  4. Greene and Massignani, p. 145
  5. Koburger, pp. 107–108
  6. 1 2 3 4 5 Bragadin, p. 80
  7. Seymour pp. 69–70
  8. Titterton, pp. 72–73
  9. Playfair 1954 p. 326
  10. Colombo, 2014, no pp
  11. 1 2 3 4 Titterton, pp. 73–74
  12. Seymour, p. 70
  13. Smith & Walker, pp. 4-6
  14. 1 2 O´Hara (2013), p. 116
  15. Kindell 2012, no pp
  16. 1 2 Sadkovich, p. 119
  17. Smith & Walker, p. 32
  18. Playfair 1954, p. 326
  19. Santoni, p. 67
  20. Kindell, 2012, no pp


  • Bragadin, Marc'Antonio (1957). The Italian Navy in World War II. Annapolis, MD: United States Naval Institute.
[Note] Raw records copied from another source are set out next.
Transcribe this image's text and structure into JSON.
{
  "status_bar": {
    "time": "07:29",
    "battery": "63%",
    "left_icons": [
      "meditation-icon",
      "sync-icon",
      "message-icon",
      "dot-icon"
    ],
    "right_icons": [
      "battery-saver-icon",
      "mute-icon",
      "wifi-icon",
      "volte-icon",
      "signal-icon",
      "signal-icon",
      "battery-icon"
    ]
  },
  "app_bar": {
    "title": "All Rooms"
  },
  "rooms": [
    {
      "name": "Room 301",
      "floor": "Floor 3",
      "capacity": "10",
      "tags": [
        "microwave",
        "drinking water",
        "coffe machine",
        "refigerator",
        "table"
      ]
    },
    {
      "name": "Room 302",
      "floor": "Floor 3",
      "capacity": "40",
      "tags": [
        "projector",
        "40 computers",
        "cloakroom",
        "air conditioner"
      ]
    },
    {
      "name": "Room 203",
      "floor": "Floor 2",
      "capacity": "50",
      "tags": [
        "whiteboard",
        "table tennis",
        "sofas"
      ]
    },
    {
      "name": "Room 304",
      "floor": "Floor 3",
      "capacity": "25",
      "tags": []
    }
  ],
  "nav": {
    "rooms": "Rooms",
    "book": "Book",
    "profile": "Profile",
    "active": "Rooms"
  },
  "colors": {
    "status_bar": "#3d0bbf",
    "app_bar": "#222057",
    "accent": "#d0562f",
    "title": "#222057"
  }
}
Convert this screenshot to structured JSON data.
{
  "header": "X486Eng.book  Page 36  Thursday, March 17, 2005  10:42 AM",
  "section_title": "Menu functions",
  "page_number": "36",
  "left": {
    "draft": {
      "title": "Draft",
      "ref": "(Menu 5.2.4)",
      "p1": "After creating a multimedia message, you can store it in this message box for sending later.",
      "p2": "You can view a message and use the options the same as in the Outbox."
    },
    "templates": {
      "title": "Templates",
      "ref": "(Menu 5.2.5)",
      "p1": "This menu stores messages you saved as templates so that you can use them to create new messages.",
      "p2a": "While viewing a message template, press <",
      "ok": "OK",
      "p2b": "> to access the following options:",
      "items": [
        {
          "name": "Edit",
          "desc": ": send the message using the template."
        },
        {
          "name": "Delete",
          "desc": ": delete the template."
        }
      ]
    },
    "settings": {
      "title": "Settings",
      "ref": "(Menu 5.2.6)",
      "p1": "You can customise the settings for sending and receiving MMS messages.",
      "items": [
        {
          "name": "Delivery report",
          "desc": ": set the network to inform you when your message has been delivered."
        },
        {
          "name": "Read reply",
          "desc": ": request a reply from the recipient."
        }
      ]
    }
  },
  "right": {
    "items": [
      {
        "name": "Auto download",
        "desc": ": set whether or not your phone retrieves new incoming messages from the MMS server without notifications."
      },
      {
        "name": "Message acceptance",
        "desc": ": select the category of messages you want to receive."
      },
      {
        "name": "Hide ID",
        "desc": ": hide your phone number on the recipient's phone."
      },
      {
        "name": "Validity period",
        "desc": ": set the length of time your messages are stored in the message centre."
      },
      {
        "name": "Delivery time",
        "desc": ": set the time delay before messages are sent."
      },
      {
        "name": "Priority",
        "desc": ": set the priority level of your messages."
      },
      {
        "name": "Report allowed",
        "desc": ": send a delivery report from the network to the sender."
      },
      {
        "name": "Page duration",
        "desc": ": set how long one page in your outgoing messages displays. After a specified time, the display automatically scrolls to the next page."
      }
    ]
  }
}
ISBN 0-405-13031-7. 
  • Greene, Jack; Massignani, Alessandro (1998). The Naval War in the Mediterranean, 1940–1943. London: Chatham. ISBN 1-86176-057-4. 
  • Koburger, Charles W. Jr (1993). Naval Warfare in the Eastern Mediterranean (1940–1945). Westport, CN: Praeger. ISBN 0-275-94465-4. 
  • O´Hara, Vincent (2013). Struggle for the Middle Sea: The Great Navies at War in the Mediterranean Theater, 1940–1945. Annapolis, MD: Naval Institute Press. ISBN 1-61251-408-1. 
  • Playfair, Major-General I. S. O.; with Stitt R.N., Commander G. M. S.; Molony, Brigadier C. J. C. & Toomer, Air Vice-Marshal S. E. (2004) [1st. pub. HMSO 1954]. Butler, J. R. M., ed. The Mediterranean and Middle East: The Early Successes Against Italy (to May 1941). History of the Second World War, United Kingdom Military Series. I. Naval & Military Press. ISBN 1-84574-065-3. 
  • Sadkovich, James (1994). The Italian Navy in World War II. Westport: Greenwood Press. ISBN 1-86176-057-4. 
  • Santoni, Alberto (1981). Il Vero Traditore: Il ruolo documentato di ULTRA nella guerra [True Traitor: The Documented Role of ULTRA in the War] (in Italian). Milano: Mursia. OCLC 491163648. 
  • Seymour, William (1985). British Special Forces. London: Sidgwick and Jackson. ISBN 0-283-98873-8. 
  • Simpson, Michael (2004). A life of Admiral of the Fleet Andrew Cunningham. A Twentieth-Century Naval Leader. London: Routledge. ISBN 0-7146-5197-4. 
  • Smith, Peter; Walker, Edwin (1974). War in the Aegean. London: Kimber. ISBN 0-7183-0422-5. 
  • Titterton, G. A. (2002). The Royal Navy and the Mediterranean. London: Routledge. ISBN 0-7146-5205-9. 

Further reading

Coordinates: 36°09′00″N 29°35′24″E / 36.15000°N 29.59000°E / 36.15000; 29.59000

This article is issued from Wikipedia - version of the 11/29/2016. The text is available under the Creative Commons Attribution/Share Alike but additional terms may apply for the media files.